  • clonal plants;
  • foraging;
  • morphological plasticity;
  • patch selection;
  • root : shoot ratio

Summary

1  We report on an experimental investigation into the effects of contrast in patch quality and patch size upon the performance of the clonal herb Glechoma hederacea in nutritionally heterogeneous environments.

2  There were six treatments providing different degrees of patch contrast. These ranged from maximum contrast, in which patches consisted entirely of compost or sand, to homogeneity, in which all patches contained 50% of each. These were combined factorially with two patch size treatments. Overall, all treatments provided the same quantity of compost and sand, and the same area and volume of higher and lower quality patches.

3  Clones in the large-patch environments produced significantly more root biomass in both rich- and poor- quality patches than the clones in the small-patch environments. At both scales there was a decline in root biomass in the rich patches, accompanied by an increase in root biomass in the poor patches, as patch quality converged.

4  The proportion of the root biomass of clones that was located in nutrient-rich patches was greatest at high contrast and declined gradually to become equal in all patches, as contrast between patches diminished to homogeneity. This effect was independent of patch scale. There was a close match between root placement and nutrient availability in different quality patches in all treatments except that with the highest contrast.

5  At both patch scales, root : shoot ratios of clone parts in rich patches rose (and those in poor patches declined) as patch contrast increased. This species is therefore capable of morphological specialization at a local level when clones grow in heterogeneous environments. These effects were also greater at the larger patch scale.

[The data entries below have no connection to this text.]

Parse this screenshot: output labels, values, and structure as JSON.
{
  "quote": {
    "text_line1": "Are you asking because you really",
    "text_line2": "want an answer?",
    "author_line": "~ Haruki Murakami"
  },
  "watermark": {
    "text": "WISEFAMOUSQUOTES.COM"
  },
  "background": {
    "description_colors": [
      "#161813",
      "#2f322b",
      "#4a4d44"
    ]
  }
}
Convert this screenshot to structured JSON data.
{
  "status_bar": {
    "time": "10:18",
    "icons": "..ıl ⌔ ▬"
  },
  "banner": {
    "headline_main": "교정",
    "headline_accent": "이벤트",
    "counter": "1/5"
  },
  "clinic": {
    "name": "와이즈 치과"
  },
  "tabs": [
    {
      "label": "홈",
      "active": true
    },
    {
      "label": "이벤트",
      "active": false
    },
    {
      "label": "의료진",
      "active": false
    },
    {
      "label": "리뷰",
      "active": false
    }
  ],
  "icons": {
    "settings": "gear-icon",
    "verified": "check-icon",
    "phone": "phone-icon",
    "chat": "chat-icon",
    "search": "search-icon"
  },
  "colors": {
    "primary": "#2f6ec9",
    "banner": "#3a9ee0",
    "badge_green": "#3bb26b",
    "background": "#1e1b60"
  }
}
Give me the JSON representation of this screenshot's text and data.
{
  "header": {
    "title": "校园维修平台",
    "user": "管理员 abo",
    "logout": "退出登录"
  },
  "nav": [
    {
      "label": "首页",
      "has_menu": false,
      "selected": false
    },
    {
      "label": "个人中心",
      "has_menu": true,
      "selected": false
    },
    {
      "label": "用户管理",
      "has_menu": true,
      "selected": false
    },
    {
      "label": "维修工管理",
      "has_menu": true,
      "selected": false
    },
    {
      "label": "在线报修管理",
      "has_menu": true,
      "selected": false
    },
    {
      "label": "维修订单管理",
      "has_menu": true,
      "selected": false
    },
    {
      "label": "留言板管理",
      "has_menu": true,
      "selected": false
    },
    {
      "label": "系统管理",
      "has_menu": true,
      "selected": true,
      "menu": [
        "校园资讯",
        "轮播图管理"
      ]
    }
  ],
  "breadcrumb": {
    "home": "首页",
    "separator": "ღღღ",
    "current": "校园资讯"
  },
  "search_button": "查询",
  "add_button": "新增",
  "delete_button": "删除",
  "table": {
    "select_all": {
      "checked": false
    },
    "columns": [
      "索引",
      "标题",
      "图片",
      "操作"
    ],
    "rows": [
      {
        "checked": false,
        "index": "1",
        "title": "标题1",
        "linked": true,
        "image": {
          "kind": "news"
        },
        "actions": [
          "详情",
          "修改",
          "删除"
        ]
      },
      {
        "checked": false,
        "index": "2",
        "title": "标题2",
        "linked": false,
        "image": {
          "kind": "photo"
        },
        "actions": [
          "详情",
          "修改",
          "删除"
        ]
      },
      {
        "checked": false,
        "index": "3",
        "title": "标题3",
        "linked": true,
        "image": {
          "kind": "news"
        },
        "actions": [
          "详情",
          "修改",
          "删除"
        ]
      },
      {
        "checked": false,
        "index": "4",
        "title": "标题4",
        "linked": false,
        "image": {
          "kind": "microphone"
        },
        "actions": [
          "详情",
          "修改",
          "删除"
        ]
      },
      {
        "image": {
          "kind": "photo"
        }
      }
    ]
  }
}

6  The effect of patch contrast on total clone yield was significantly modified by patch scale. At lower contrast, yield was similar at both scales, whereas at higher contrast, yield was significantly greater in the large-patch treatment.

7  Although G. hederacea can match its morphology to environmental heterogeneity in some habitats, it is less able to do so when patches are small-scale and highly contrasting. These limitations cause considerable differences in the yield that can be achieved from a given quantity of resource provided in different configurations.